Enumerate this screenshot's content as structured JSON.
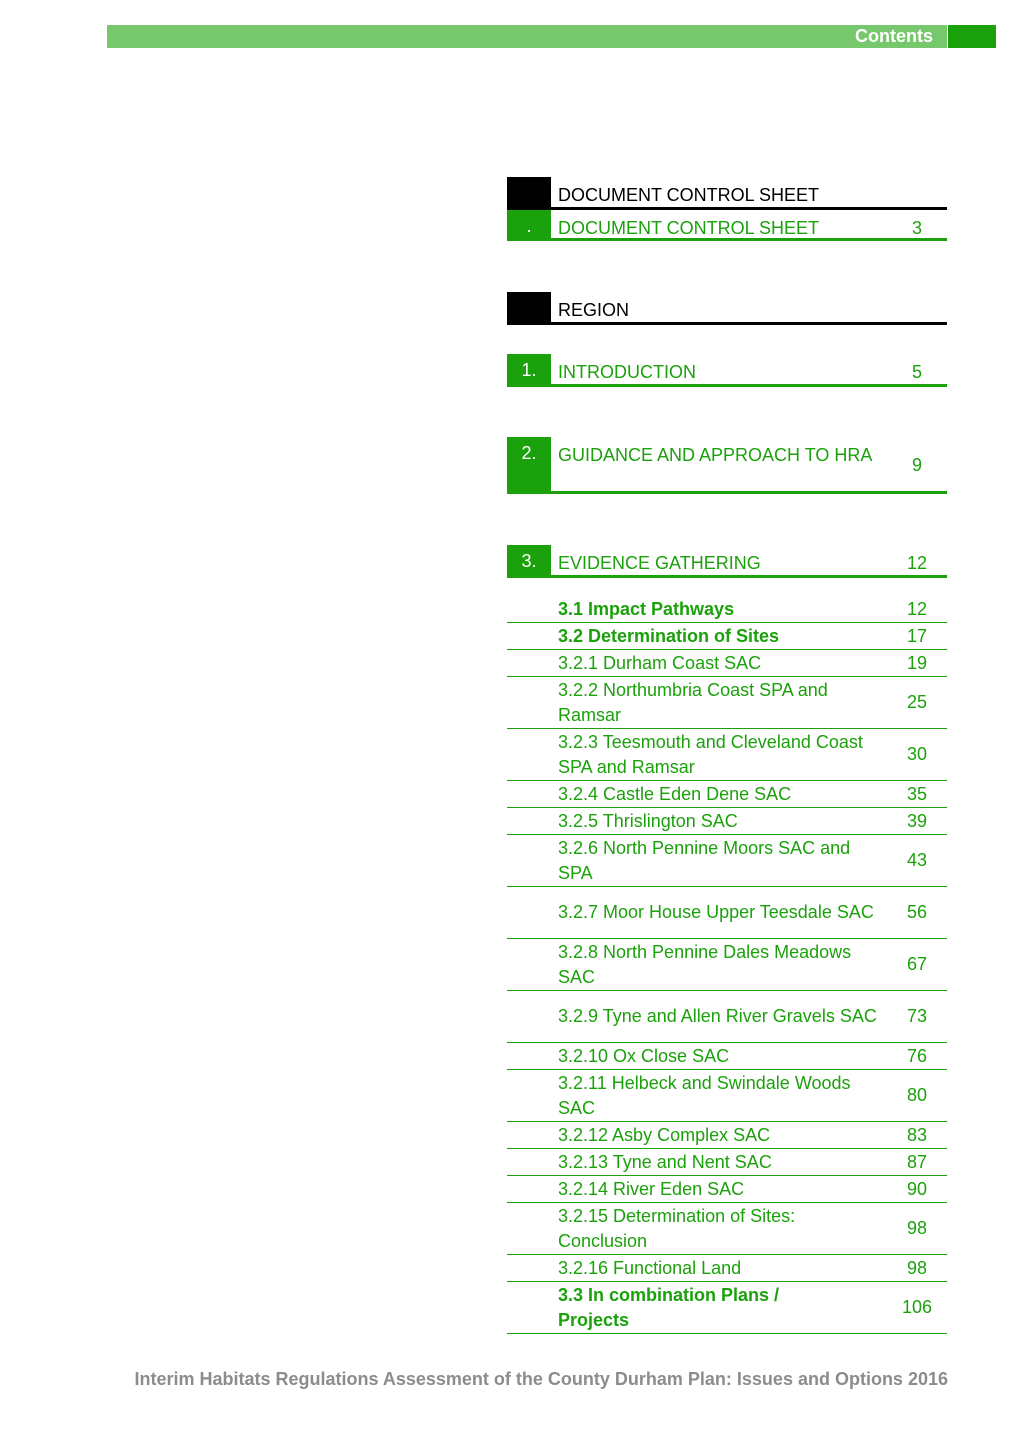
{
  "header": {
    "title": "Contents"
  },
  "chapters": [
    {
      "number": "",
      "title": "DOCUMENT CONTROL SHEET",
      "page": "",
      "style": "black"
    },
    {
      "number": ".",
      "title": "DOCUMENT CONTROL SHEET",
      "page": "3",
      "style": "green"
    },
    {
      "number": "",
      "title": "REGION",
      "page": "",
      "style": "black"
    },
    {
      "number": "1.",
      "title": "INTRODUCTION",
      "page": "5",
      "style": "green"
    },
    {
      "number": "2.",
      "title": "GUIDANCE AND APPROACH TO HRA",
      "page": "9",
      "style": "green"
    },
    {
      "number": "3.",
      "title": "EVIDENCE GATHERING",
      "page": "12",
      "style": "green"
    }
  ],
  "sections": [
    {
      "title": "3.1 Impact Pathways",
      "page": "12",
      "bold": true
    },
    {
      "title": "3.2 Determination of Sites",
      "page": "17",
      "bold": true
    },
    {
      "title": "3.2.1 Durham Coast SAC",
      "page": "19"
    },
    {
      "title": "3.2.2 Northumbria Coast SPA and Ramsar",
      "page": "25"
    },
    {
      "title": "3.2.3 Teesmouth and Cleveland Coast SPA and Ramsar",
      "page": "30"
    },
    {
      "title": "3.2.4 Castle Eden Dene SAC",
      "page": "35"
    },
    {
      "title": "3.2.5 Thrislington SAC",
      "page": "39"
    },
    {
      "title": "3.2.6 North Pennine Moors SAC and SPA",
      "page": "43"
    },
    {
      "title": "3.2.7 Moor House Upper Teesdale SAC",
      "page": "56"
    },
    {
      "title": "3.2.8 North Pennine Dales Meadows SAC",
      "page": "67"
    },
    {
      "title": "3.2.9 Tyne and Allen River Gravels SAC",
      "page": "73"
    },
    {
      "title": "3.2.10 Ox Close SAC",
      "page": "76"
    },
    {
      "title": "3.2.11 Helbeck and Swindale Woods SAC",
      "page": "80"
    },
    {
      "title": "3.2.12 Asby Complex SAC",
      "page": "83"
    },
    {
      "title": "3.2.13 Tyne and Nent SAC",
      "page": "87"
    },
    {
      "title": "3.2.14 River Eden SAC",
      "page": "90"
    },
    {
      "title": "3.2.15 Determination of Sites: Conclusion",
      "page": "98"
    },
    {
      "title": "3.2.16 Functional Land",
      "page": "98"
    },
    {
      "title": "3.3 In combination Plans / Projects",
      "page": "106",
      "bold": true
    }
  ],
  "footer": {
    "text": "Interim Habitats Regulations Assessment of the County Durham Plan: Issues and Options 2016"
  },
  "colors": {
    "accent": "#1ba10b",
    "header_bar": "#77c86c",
    "footer_text": "#8c8c8c"
  }
}
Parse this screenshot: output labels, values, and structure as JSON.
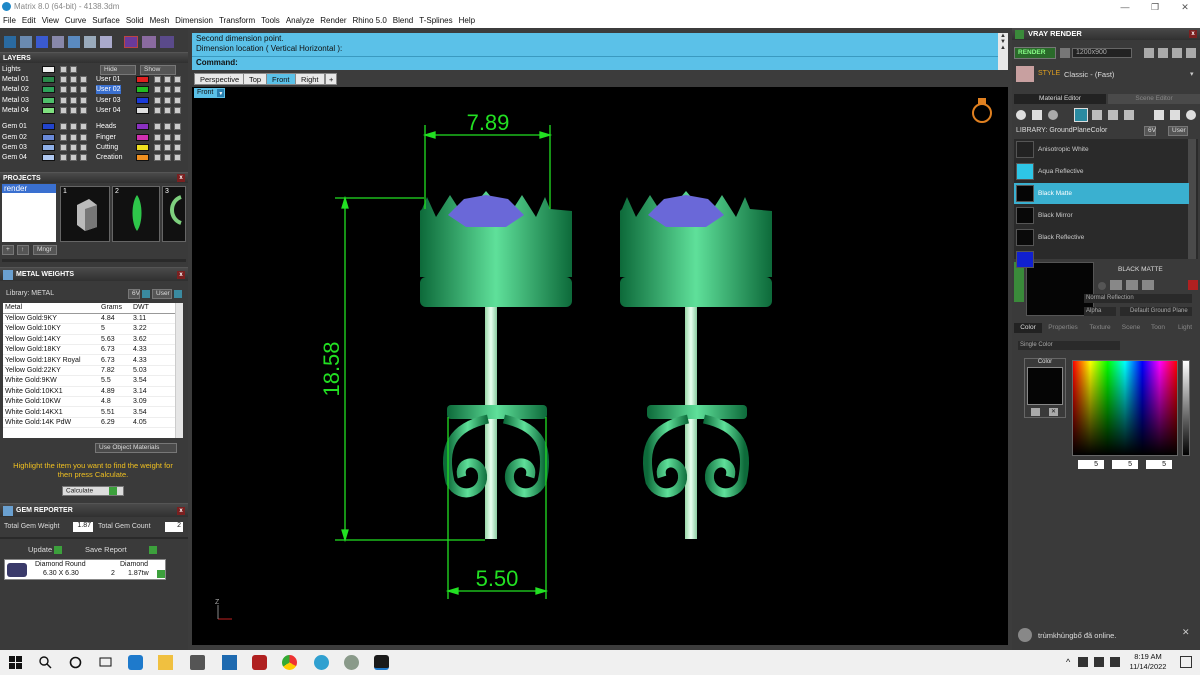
{
  "window": {
    "title": "Matrix 8.0 (64-bit) - 4138.3dm"
  },
  "menu": [
    "File",
    "Edit",
    "View",
    "Curve",
    "Surface",
    "Solid",
    "Mesh",
    "Dimension",
    "Transform",
    "Tools",
    "Analyze",
    "Render",
    "Rhino 5.0",
    "Blend",
    "T-Splines",
    "Help"
  ],
  "layers": {
    "title": "LAYERS",
    "lights": "Lights",
    "hide": "Hide",
    "show": "Show",
    "left": [
      {
        "name": "Metal 01",
        "color": "#2a8a4a"
      },
      {
        "name": "Metal 02",
        "color": "#2ea35a"
      },
      {
        "name": "Metal 03",
        "color": "#4fbf6a"
      },
      {
        "name": "Metal 04",
        "color": "#7fe07f"
      },
      {
        "name": "Gem 01",
        "color": "#2244cc"
      },
      {
        "name": "Gem 02",
        "color": "#6a8ad8"
      },
      {
        "name": "Gem 03",
        "color": "#8fb0e8"
      },
      {
        "name": "Gem 04",
        "color": "#b0c8f0"
      }
    ],
    "right": [
      {
        "name": "User 01",
        "color": "#e02020"
      },
      {
        "name": "User 02",
        "color": "#22bb22"
      },
      {
        "name": "User 03",
        "color": "#1a3ad8"
      },
      {
        "name": "User 04",
        "color": "#e0e0e0"
      },
      {
        "name": "Heads",
        "color": "#8a30c0"
      },
      {
        "name": "Finger",
        "color": "#d030b0"
      },
      {
        "name": "Cutting",
        "color": "#f0e020"
      },
      {
        "name": "Creation",
        "color": "#f09020"
      }
    ]
  },
  "projects": {
    "title": "PROJECTS",
    "item": "render",
    "thumbs": [
      "1",
      "2",
      "3"
    ],
    "mngr": "Mngr"
  },
  "metal_weights": {
    "title": "METAL WEIGHTS",
    "library": "Library: METAL",
    "lib_btn1": "6V",
    "lib_btn2": "User",
    "headers": [
      "Metal",
      "Grams",
      "DWT"
    ],
    "rows": [
      [
        "Yellow Gold:9KY",
        "4.84",
        "3.11"
      ],
      [
        "Yellow Gold:10KY",
        "5",
        "3.22"
      ],
      [
        "Yellow Gold:14KY",
        "5.63",
        "3.62"
      ],
      [
        "Yellow Gold:18KY",
        "6.73",
        "4.33"
      ],
      [
        "Yellow Gold:18KY Royal",
        "6.73",
        "4.33"
      ],
      [
        "Yellow Gold:22KY",
        "7.82",
        "5.03"
      ],
      [
        "White Gold:9KW",
        "5.5",
        "3.54"
      ],
      [
        "White Gold:10KX1",
        "4.89",
        "3.14"
      ],
      [
        "White Gold:10KW",
        "4.8",
        "3.09"
      ],
      [
        "White Gold:14KX1",
        "5.51",
        "3.54"
      ],
      [
        "White Gold:14K PdW",
        "6.29",
        "4.05"
      ]
    ],
    "use_object": "Use Object Materials",
    "hint": "Highlight the item you want to find the weight for then press Calculate.",
    "calculate": "Calculate"
  },
  "gem_reporter": {
    "title": "GEM REPORTER",
    "total_weight_label": "Total Gem Weight",
    "total_weight": "1.87",
    "total_count_label": "Total Gem Count",
    "total_count": "2",
    "update": "Update",
    "save": "Save Report",
    "gem": {
      "name": "Diamond Round",
      "size": "6.30 X 6.30",
      "type": "Diamond",
      "count": "2",
      "weight": "1.87tw"
    }
  },
  "command": {
    "line1": "Second dimension point.",
    "line2": "Dimension location ( Vertical  Horizontal ):",
    "prompt": "Command:"
  },
  "view_tabs": [
    "Perspective",
    "Top",
    "Front",
    "Right"
  ],
  "viewport_label": "Front",
  "dimensions": {
    "top": "7.89",
    "height": "18.58",
    "bottom": "5.50"
  },
  "vray": {
    "title": "VRAY RENDER",
    "render": "RENDER",
    "size": "1200x900",
    "style_label": "STYLE",
    "style": "Classic - (Fast)",
    "tabs": [
      "Material Editor",
      "Scene Editor"
    ],
    "library": "LIBRARY: GroundPlaneColor",
    "lib_btn1": "6V",
    "lib_btn2": "User",
    "materials": [
      {
        "name": "Anisotropic White",
        "color": "#222222"
      },
      {
        "name": "Aqua Reflective",
        "color": "#2ec6e6"
      },
      {
        "name": "Black Matte",
        "color": "#050505"
      },
      {
        "name": "Black Mirror",
        "color": "#080808"
      },
      {
        "name": "Black Reflective",
        "color": "#0a0a0a"
      },
      {
        "name": "",
        "color": "#1020d0"
      }
    ],
    "selected_name": "BLACK MATTE",
    "reflection": "Normal Reflection",
    "alpha": "Alpha",
    "ground": "Default Ground Plane",
    "subtabs": [
      "Color",
      "Properties",
      "Texture",
      "Scene",
      "Toon",
      "Light"
    ],
    "color_mode": "Single Color",
    "color_label": "Color",
    "rgb": [
      "5",
      "5",
      "5"
    ]
  },
  "notification": {
    "text": "trùmkhủngbố đã online."
  },
  "clock": {
    "time": "8:19 AM",
    "date": "11/14/2022"
  },
  "axis_label": "Z"
}
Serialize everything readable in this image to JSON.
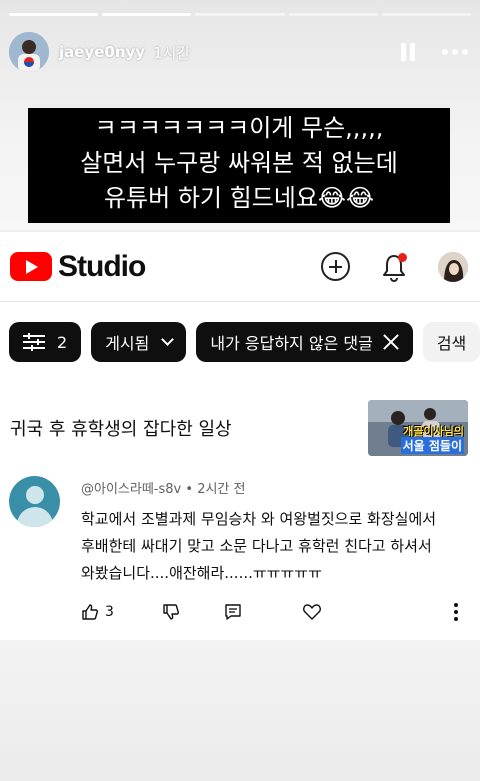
{
  "story": {
    "progress": [
      1,
      1,
      0,
      0,
      0
    ],
    "username": "jaeye0nyy",
    "time": "1시간",
    "caption_lines": [
      "ㅋㅋㅋㅋㅋㅋㅋ이게 무슨,,,,,",
      "살면서 누구랑 싸워본 적 없는데",
      "유튜버 하기 힘드네요😂😂"
    ]
  },
  "studio": {
    "logo_text": "Studio",
    "brand_color": "#ff0000",
    "icons": [
      "plus-circle-icon",
      "bell-icon",
      "avatar"
    ],
    "filters": {
      "count": "2",
      "published": "게시됨",
      "unreplied": "내가 응답하지 않은 댓글",
      "search": "검색"
    },
    "video": {
      "title": "귀국 후 휴학생의 잡다한 일상",
      "thumb_line1": "개골이사님의",
      "thumb_line2": "서울 점들이"
    },
    "comment": {
      "author": "@아이스라떼-s8v",
      "age": "2시간 전",
      "text": "학교에서 조별과제 무임승차 와 여왕벌짓으로 화장실에서 후배한테 싸대기 맞고 소문 다나고 휴학런 친다고 하셔서 와봤습니다....애잔해라......ㅠㅠㅠㅠㅠ",
      "likes": "3"
    }
  }
}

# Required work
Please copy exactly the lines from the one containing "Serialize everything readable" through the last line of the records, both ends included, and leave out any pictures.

# Answer space
Serialize everything readable in this image to JSON.
{
  "story": {
    "progress": [
      1,
      1,
      0,
      0,
      0
    ],
    "username": "jaeye0nyy",
    "time": "1시간",
    "caption_lines": [
      "ㅋㅋㅋㅋㅋㅋㅋ이게 무슨,,,,,",
      "살면서 누구랑 싸워본 적 없는데",
      "유튜버 하기 힘드네요😂😂"
    ]
  },
  "studio": {
    "logo_text": "Studio",
    "brand_color": "#ff0000",
    "icons": [
      "plus-circle-icon",
      "bell-icon",
      "avatar"
    ],
    "filters": {
      "count": "2",
      "published": "게시됨",
      "unreplied": "내가 응답하지 않은 댓글",
      "search": "검색"
    },
    "video": {
      "title": "귀국 후 휴학생의 잡다한 일상",
      "thumb_line1": "개골이사님의",
      "thumb_line2": "서울 점들이"
    },
    "comment": {
      "author": "@아이스라떼-s8v",
      "age": "2시간 전",
      "text": "학교에서 조별과제 무임승차 와 여왕벌짓으로 화장실에서 후배한테 싸대기 맞고 소문 다나고 휴학런 친다고 하셔서 와봤습니다....애잔해라......ㅠㅠㅠㅠㅠ",
      "likes": "3"
    }
  }
}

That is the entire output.